*** Input ***

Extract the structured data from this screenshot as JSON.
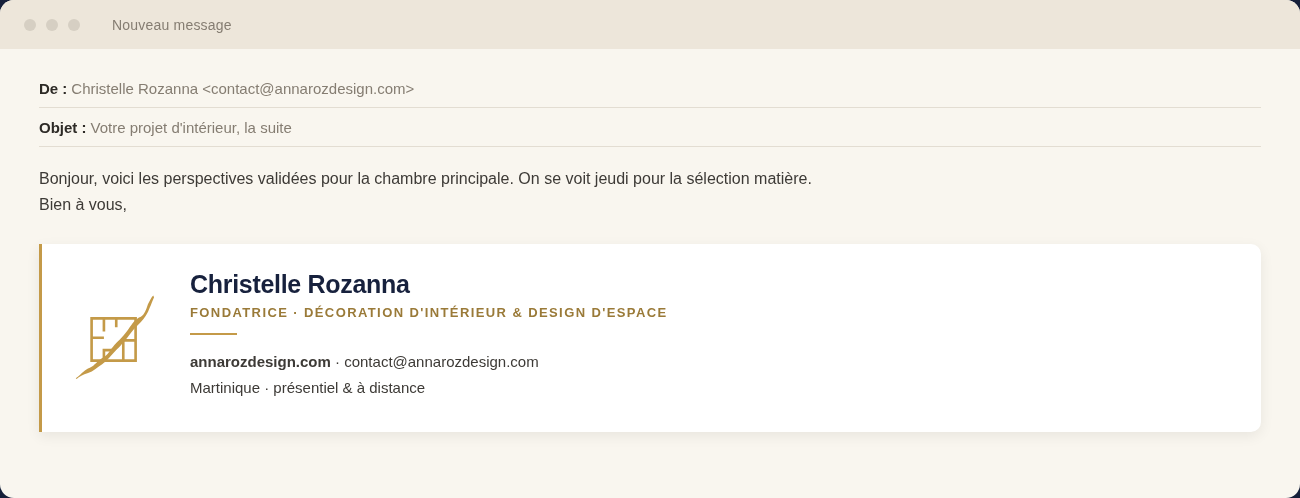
{
  "window": {
    "title": "Nouveau message"
  },
  "fields": [
    {
      "label": "De :",
      "value": "Christelle Rozanna <contact@annarozdesign.com>"
    },
    {
      "label": "Objet :",
      "value": "Votre projet d'intérieur, la suite"
    }
  ],
  "body": [
    "Bonjour, voici les perspectives validées pour la chambre principale. On se voit jeudi pour la sélection matière.",
    "Bien à vous,"
  ],
  "signature": {
    "name": "Christelle Rozanna",
    "role": "FONDATRICE · DÉCORATION D'INTÉRIEUR & DESIGN D'ESPACE",
    "contact": "**annarozdesign.com** · contact@annarozdesign.com",
    "location": "Martinique · présentiel & à distance"
  }
}
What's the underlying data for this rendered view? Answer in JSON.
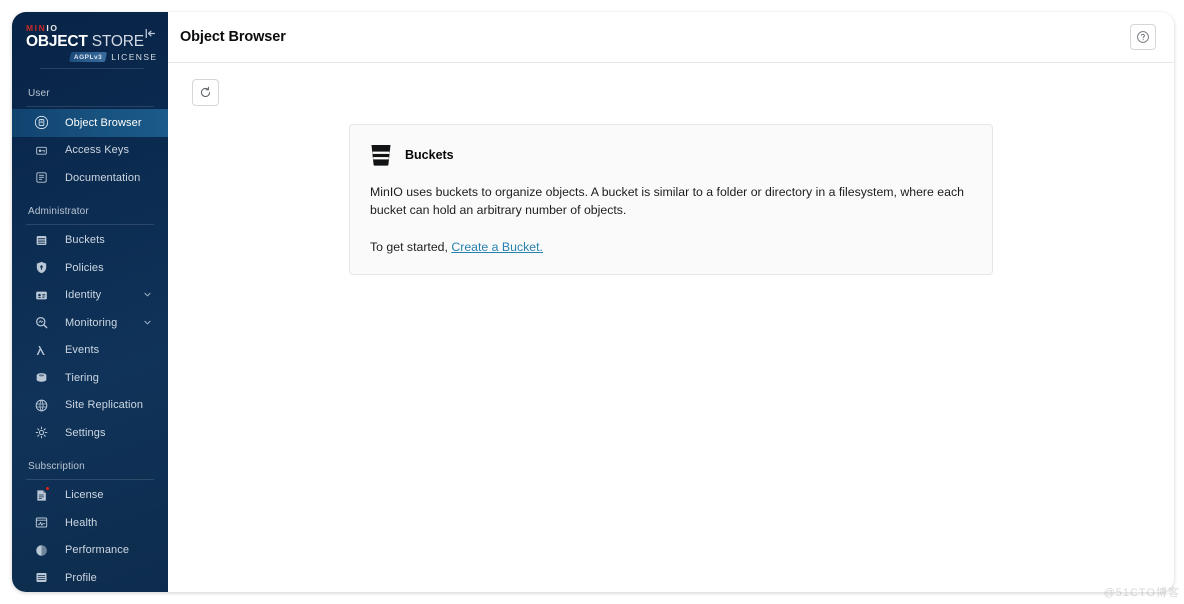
{
  "brand": {
    "minio": "MIN",
    "minio_io": "IO",
    "object": "OBJECT ",
    "store": "STORE",
    "agpl": "AGPLv3",
    "license": "LICENSE",
    "collapse_icon": "collapse-left-icon"
  },
  "sidebar": {
    "sections": [
      {
        "label": "User",
        "items": [
          {
            "label": "Object Browser",
            "icon": "object-browser-icon",
            "active": true
          },
          {
            "label": "Access Keys",
            "icon": "access-keys-icon",
            "active": false
          },
          {
            "label": "Documentation",
            "icon": "documentation-icon",
            "active": false
          }
        ]
      },
      {
        "label": "Administrator",
        "items": [
          {
            "label": "Buckets",
            "icon": "buckets-icon",
            "active": false
          },
          {
            "label": "Policies",
            "icon": "policies-shield-icon",
            "active": false
          },
          {
            "label": "Identity",
            "icon": "identity-icon",
            "active": false,
            "chevron": true
          },
          {
            "label": "Monitoring",
            "icon": "monitoring-magnifier-icon",
            "active": false,
            "chevron": true
          },
          {
            "label": "Events",
            "icon": "events-lambda-icon",
            "active": false
          },
          {
            "label": "Tiering",
            "icon": "tiering-icon",
            "active": false
          },
          {
            "label": "Site Replication",
            "icon": "site-replication-icon",
            "active": false
          },
          {
            "label": "Settings",
            "icon": "settings-gear-icon",
            "active": false
          }
        ]
      },
      {
        "label": "Subscription",
        "items": [
          {
            "label": "License",
            "icon": "license-icon",
            "active": false,
            "badge": true
          },
          {
            "label": "Health",
            "icon": "health-icon",
            "active": false
          },
          {
            "label": "Performance",
            "icon": "performance-icon",
            "active": false
          },
          {
            "label": "Profile",
            "icon": "profile-icon",
            "active": false
          }
        ]
      }
    ]
  },
  "header": {
    "title": "Object Browser",
    "help_icon": "help-circle-icon"
  },
  "toolbar": {
    "refresh_icon": "refresh-icon"
  },
  "main": {
    "card": {
      "icon": "bucket-icon",
      "title": "Buckets",
      "description": "MinIO uses buckets to organize objects. A bucket is similar to a folder or directory in a filesystem, where each bucket can hold an arbitrary number of objects.",
      "cta_prefix": "To get started, ",
      "cta_link": "Create a Bucket."
    }
  },
  "watermark": "@51CTO博客",
  "colors": {
    "sidebar_top": "#082447",
    "sidebar_bottom": "#0d2c4d",
    "active_item": "#18527f",
    "link": "#2781b0",
    "badge_red": "#e02020",
    "card_bg": "#fafafa",
    "card_border": "#e4e6e8"
  }
}
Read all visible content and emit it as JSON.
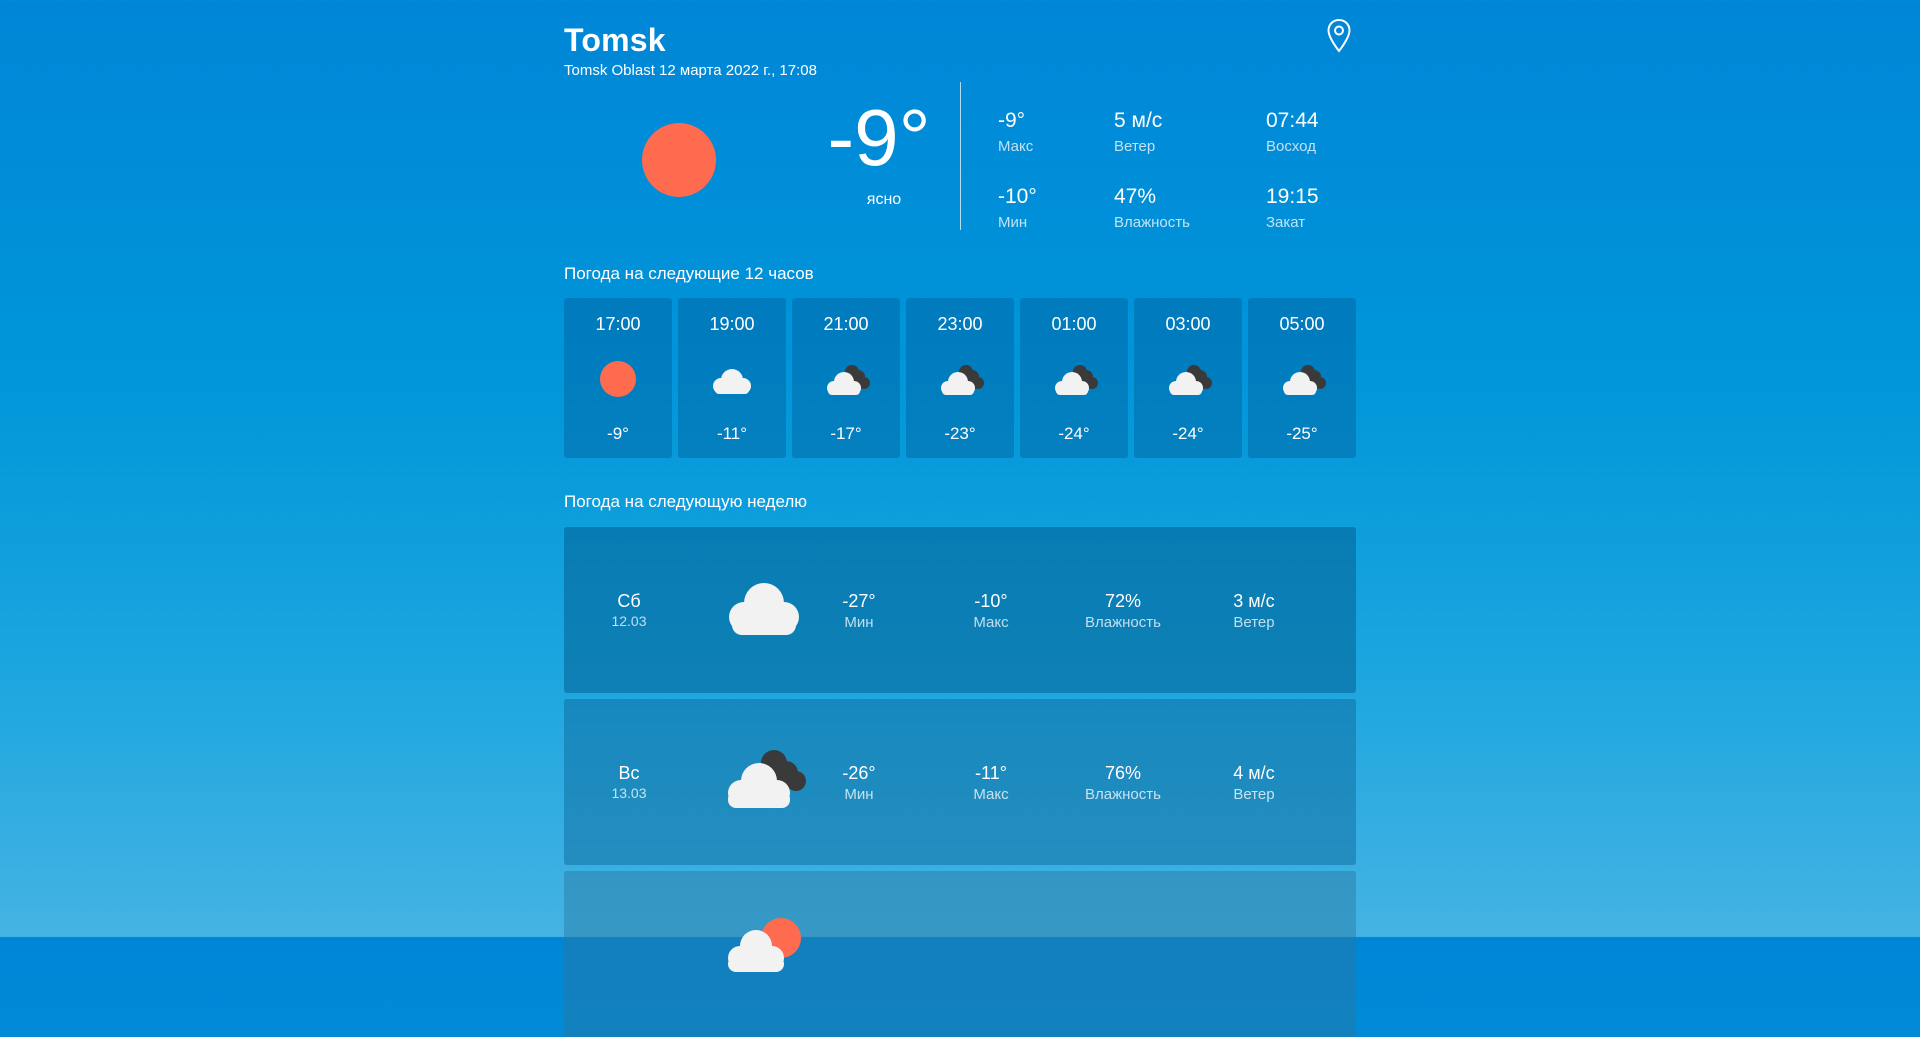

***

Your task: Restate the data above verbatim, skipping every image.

Completed task:
Extract the structured data from this screenshot as JSON.
{
  "window": {
    "title": "Nouveau message"
  },
  "fields": [
    {
      "label": "De :",
      "value": "Christelle Rozanna <contact@annarozdesign.com>"
    },
    {
      "label": "Objet :",
      "value": "Votre projet d'intérieur, la suite"
    }
  ],
  "body": [
    "Bonjour, voici les perspectives validées pour la chambre principale. On se voit jeudi pour la sélection matière.",
    "Bien à vous,"
  ],
  "signature": {
    "name": "Christelle Rozanna",
    "role": "FONDATRICE · DÉCORATION D'INTÉRIEUR & DESIGN D'ESPACE",
    "contact": "**annarozdesign.com** · contact@annarozdesign.com",
    "location": "Martinique · présentiel & à distance"
  }
}
What's the underlying data for this rendered view? Answer in JSON.
{
  "brand": {
    "minio": "MIN",
    "minio_io": "IO",
    "object": "OBJECT ",
    "store": "STORE",
    "agpl": "AGPLv3",
    "license": "LICENSE",
    "collapse_icon": "collapse-left-icon"
  },
  "sidebar": {
    "sections": [
      {
        "label": "User",
        "items": [
          {
            "label": "Object Browser",
            "icon": "object-browser-icon",
            "active": true
          },
          {
            "label": "Access Keys",
            "icon": "access-keys-icon",
            "active": false
          },
          {
            "label": "Documentation",
            "icon": "documentation-icon",
            "active": false
          }
        ]
      },
      {
        "label": "Administrator",
        "items": [
          {
            "label": "Buckets",
            "icon": "buckets-icon",
            "active": false
          },
          {
            "label": "Policies",
            "icon": "policies-shield-icon",
            "active": false
          },
          {
            "label": "Identity",
            "icon": "identity-icon",
            "active": false,
            "chevron": true
          },
          {
            "label": "Monitoring",
            "icon": "monitoring-magnifier-icon",
            "active": false,
            "chevron": true
          },
          {
            "label": "Events",
            "icon": "events-lambda-icon",
            "active": false
          },
          {
            "label": "Tiering",
            "icon": "tiering-icon",
            "active": false
          },
          {
            "label": "Site Replication",
            "icon": "site-replication-icon",
            "active": false
          },
          {
            "label": "Settings",
            "icon": "settings-gear-icon",
            "active": false
          }
        ]
      },
      {
        "label": "Subscription",
        "items": [
          {
            "label": "License",
            "icon": "license-icon",
            "active": false,
            "badge": true
          },
          {
            "label": "Health",
            "icon": "health-icon",
            "active": false
          },
          {
            "label": "Performance",
            "icon": "performance-icon",
            "active": false
          },
          {
            "label": "Profile",
            "icon": "profile-icon",
            "active": false
          }
        ]
      }
    ]
  },
  "header": {
    "title": "Object Browser",
    "help_icon": "help-circle-icon"
  },
  "toolbar": {
    "refresh_icon": "refresh-icon"
  },
  "main": {
    "card": {
      "icon": "bucket-icon",
      "title": "Buckets",
      "description": "MinIO uses buckets to organize objects. A bucket is similar to a folder or directory in a filesystem, where each bucket can hold an arbitrary number of objects.",
      "cta_prefix": "To get started, ",
      "cta_link": "Create a Bucket."
    }
  },
  "watermark": "@51CTO博客",
  "colors": {
    "sidebar_top": "#082447",
    "sidebar_bottom": "#0d2c4d",
    "active_item": "#18527f",
    "link": "#2781b0",
    "badge_red": "#e02020",
    "card_bg": "#fafafa",
    "card_border": "#e4e6e8"
  }
}
Read all visible content and emit it as JSON.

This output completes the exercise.